Worker Processes (IIS 6.0)

Worker processes use HTTP.sys to receive requests and to send responses by using HTTP. Worker processes also run application code, such as ASP.NET applications and XML Web services. You can configure IIS to run multiple worker processes that serve different application pools concurrently. This design separates applications by process boundaries and helps achieve maximum Web server reliability. By default, worker processes in worker process isolation mode run under the Network Service account, which has the strongest security (least access) compatible with the functionality that is required.

Application Pools
Application pools allow code to be run in an isolated environment. Each application pool is serviced by one or more worker process. When IIS starts, the Web Administration Service initializes the http.sys namespace routing table with one entry for each application. This routing table determines to which application pool an application should be routed. When http.sys receives a request, it asks WAS to start up one or more worker processes to handle that application pool. This isolation of processes makes the web server as a whole more stable.

How Application Pools Work (IIS 6.0)

When you run IIS6.0 in worker process isolation mode, you can separate different Web applications and Web sites into groups known as application pools. An application pool is a group of one or more URLs that are served by a worker process or set of worker processes. Any Web directory or virtual directory can be assigned to an application pool. Every application within an application pool shares the same worker process. Because each worker process operates as a separate instance of the worker process executable, W3wp.exe, the worker process that services one application pool is separated from the worker process that services another. Each separate worker process provides a process boundary so that when an application is assigned to one application pool, problems in other application pools do not affect the application. This ensures that if a worker process fails, it does not affect the applications running in other application pools.

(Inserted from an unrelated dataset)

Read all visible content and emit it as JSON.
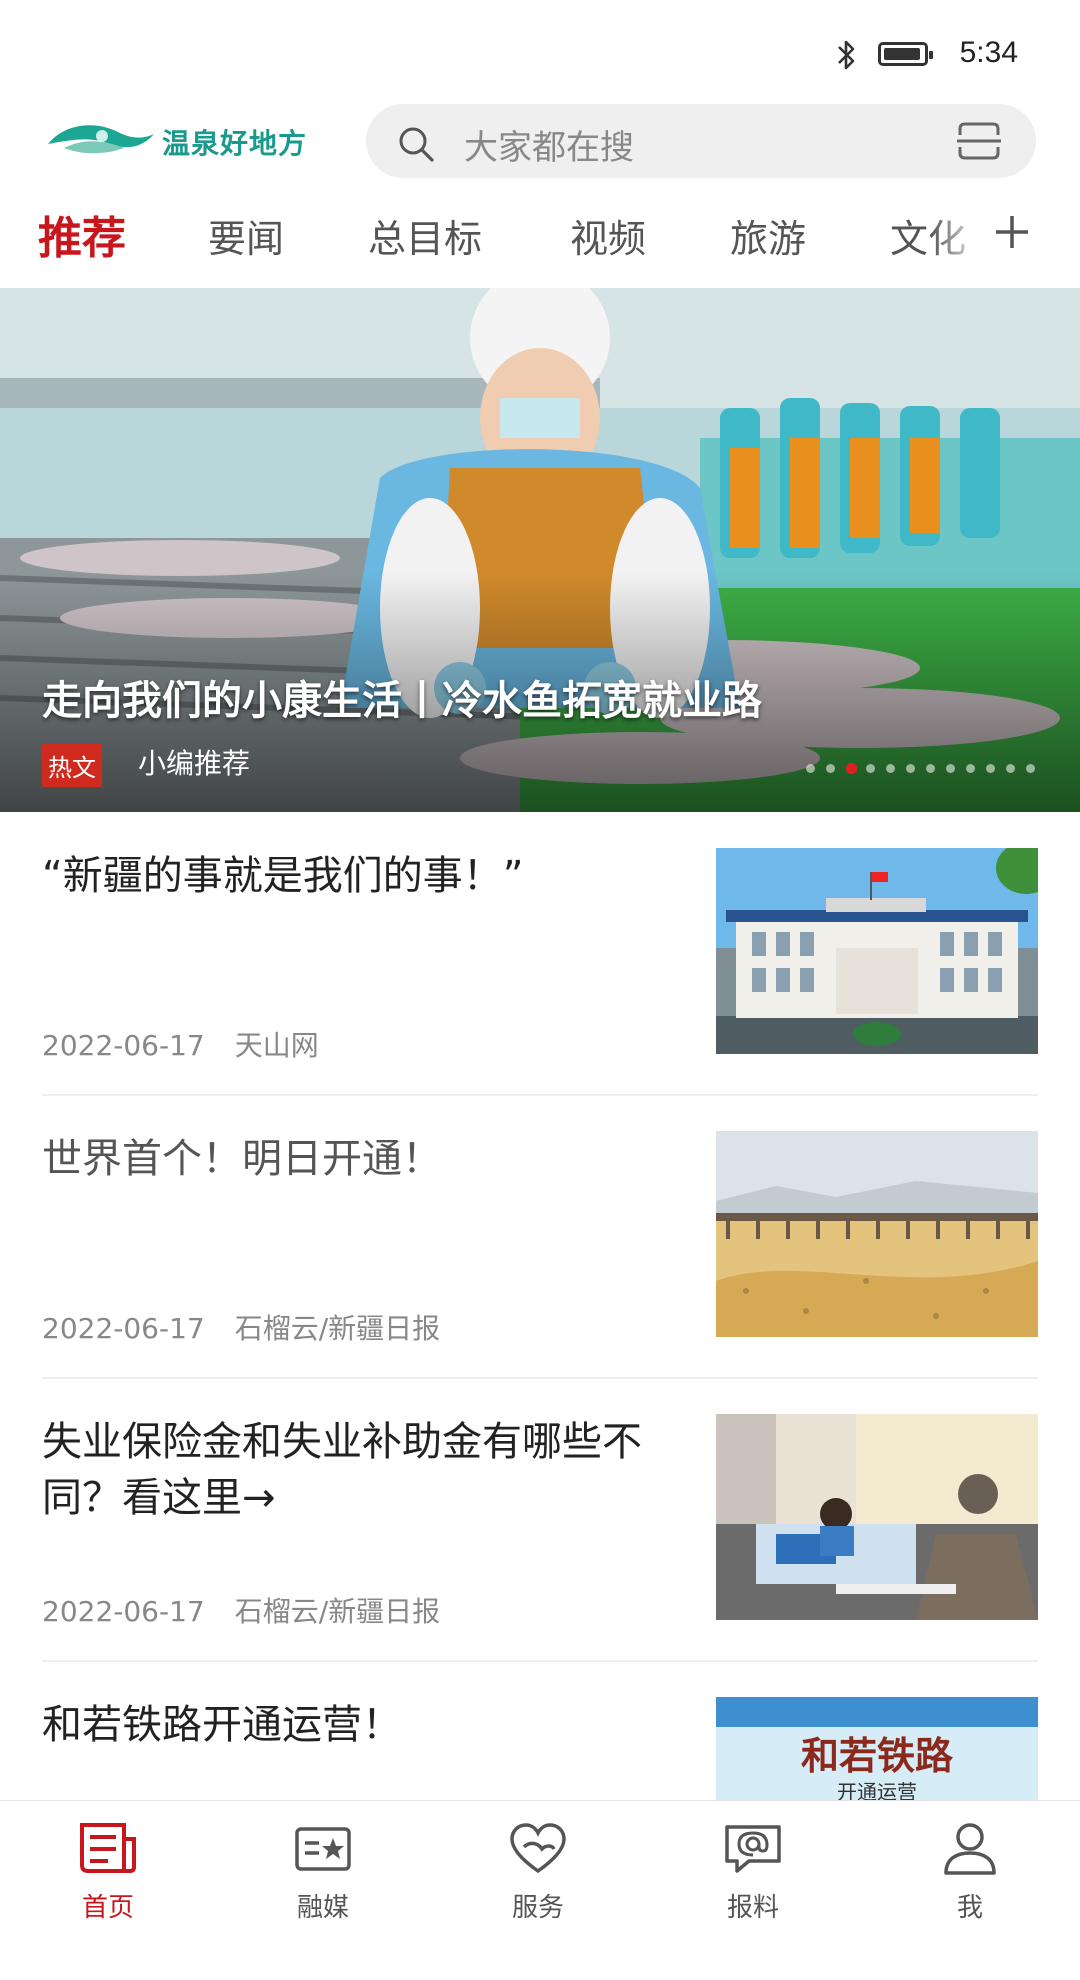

How Application Pools Work (IIS 6.0)

Use multiple application pools when you want to help ensure that applications and Web sites are confidential and secure. For example, an enterprise organization might place its human resources Web site and its finance Web site on the same server, but in different application pools. Likewise, an ISP that hosts Web sites and applications for competing companies might run each companys Web services on the same server, but in different application pools. Using different application pools to isolate applications helps prevent one customer from accessing, changing, or using confidential information from another customers site. In HTTP.sys, an application pool is represented by a request queue, from which the user-mode worker processes that service an application pool collect the requests. Each pool can manage requests for one or more unique Web applications, which you assign to the application pool based on their URLs. Application pools, then, are essentially worker process configurations that service groups of namespaces. Multiple application pools can operate at the same time. An application, as defined by its URL, can only be served by one application pool at any time. While one application pool is servicing a request, you cannot route the request to another application pool. However, you can assign applications to another application

Web Gardens
Multiple worker processes can be set up to handle a single application pool. This is called a web garden. Web gardens allow for better multiprocessor scalability, since each worker process can have an affinity for a single processor, to increase the cache hits on that processor. If one worker process gets bogged down, the other ones can take up the slack. It also reduces the need to reboot the server, even when upgrading components, because the application pool can merely be restarted. The number of requests that should be queued for each application pool can be set in http.sys when running in worker process isolation mode. When this limit is reached, new requests to the full application pool are not processed, and the user gets an HTTP 503 error.